- Task instructions -
Reproduce all the data, character for character.

- Data records -
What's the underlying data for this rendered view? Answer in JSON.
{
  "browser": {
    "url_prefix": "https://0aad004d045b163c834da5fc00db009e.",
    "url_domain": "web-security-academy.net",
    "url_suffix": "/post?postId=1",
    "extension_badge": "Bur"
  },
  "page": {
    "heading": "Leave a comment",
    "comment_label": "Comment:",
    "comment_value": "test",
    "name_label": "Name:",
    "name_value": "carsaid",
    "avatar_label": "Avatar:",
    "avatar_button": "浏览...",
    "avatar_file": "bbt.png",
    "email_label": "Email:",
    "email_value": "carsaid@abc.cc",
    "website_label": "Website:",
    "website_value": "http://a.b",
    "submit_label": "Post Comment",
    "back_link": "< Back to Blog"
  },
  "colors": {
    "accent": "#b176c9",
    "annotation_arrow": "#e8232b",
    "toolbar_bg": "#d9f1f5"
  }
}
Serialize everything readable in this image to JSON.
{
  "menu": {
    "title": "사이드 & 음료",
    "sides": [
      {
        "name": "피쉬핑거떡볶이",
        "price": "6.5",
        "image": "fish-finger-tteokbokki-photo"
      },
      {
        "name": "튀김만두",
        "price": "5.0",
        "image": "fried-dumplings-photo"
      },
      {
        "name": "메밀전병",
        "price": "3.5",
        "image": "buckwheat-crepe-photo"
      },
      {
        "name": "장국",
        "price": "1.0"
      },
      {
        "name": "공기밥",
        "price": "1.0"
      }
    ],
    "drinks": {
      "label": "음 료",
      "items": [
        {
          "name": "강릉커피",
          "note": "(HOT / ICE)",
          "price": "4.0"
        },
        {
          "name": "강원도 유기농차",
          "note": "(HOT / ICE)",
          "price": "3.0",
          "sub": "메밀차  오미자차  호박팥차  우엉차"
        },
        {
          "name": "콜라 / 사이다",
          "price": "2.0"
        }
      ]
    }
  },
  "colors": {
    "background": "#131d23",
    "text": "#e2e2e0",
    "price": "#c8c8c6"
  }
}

- Solution to the exercise -
What's the underlying data for this rendered view? Answer in JSON.
{
  "browser": {
    "url_prefix": "https://0aad004d045b163c834da5fc00db009e.",
    "url_domain": "web-security-academy.net",
    "url_suffix": "/post?postId=1",
    "extension_badge": "Bur"
  },
  "page": {
    "heading": "Leave a comment",
    "comment_label": "Comment:",
    "comment_value": "test",
    "name_label": "Name:",
    "name_value": "carsaid",
    "avatar_label": "Avatar:",
    "avatar_button": "浏览...",
    "avatar_file": "bbt.png",
    "email_label": "Email:",
    "email_value": "carsaid@abc.cc",
    "website_label": "Website:",
    "website_value": "http://a.b",
    "submit_label": "Post Comment",
    "back_link": "< Back to Blog"
  },
  "colors": {
    "accent": "#b176c9",
    "annotation_arrow": "#e8232b",
    "toolbar_bg": "#d9f1f5"
  }
}
Serialize everything readable in this image to JSON.
{
  "menu": {
    "title": "사이드 & 음료",
    "sides": [
      {
        "name": "피쉬핑거떡볶이",
        "price": "6.5",
        "image": "fish-finger-tteokbokki-photo"
      },
      {
        "name": "튀김만두",
        "price": "5.0",
        "image": "fried-dumplings-photo"
      },
      {
        "name": "메밀전병",
        "price": "3.5",
        "image": "buckwheat-crepe-photo"
      },
      {
        "name": "장국",
        "price": "1.0"
      },
      {
        "name": "공기밥",
        "price": "1.0"
      }
    ],
    "drinks": {
      "label": "음 료",
      "items": [
        {
          "name": "강릉커피",
          "note": "(HOT / ICE)",
          "price": "4.0"
        },
        {
          "name": "강원도 유기농차",
          "note": "(HOT / ICE)",
          "price": "3.0",
          "sub": "메밀차  오미자차  호박팥차  우엉차"
        },
        {
          "name": "콜라 / 사이다",
          "price": "2.0"
        }
      ]
    }
  },
  "colors": {
    "background": "#131d23",
    "text": "#e2e2e0",
    "price": "#c8c8c6"
  }
}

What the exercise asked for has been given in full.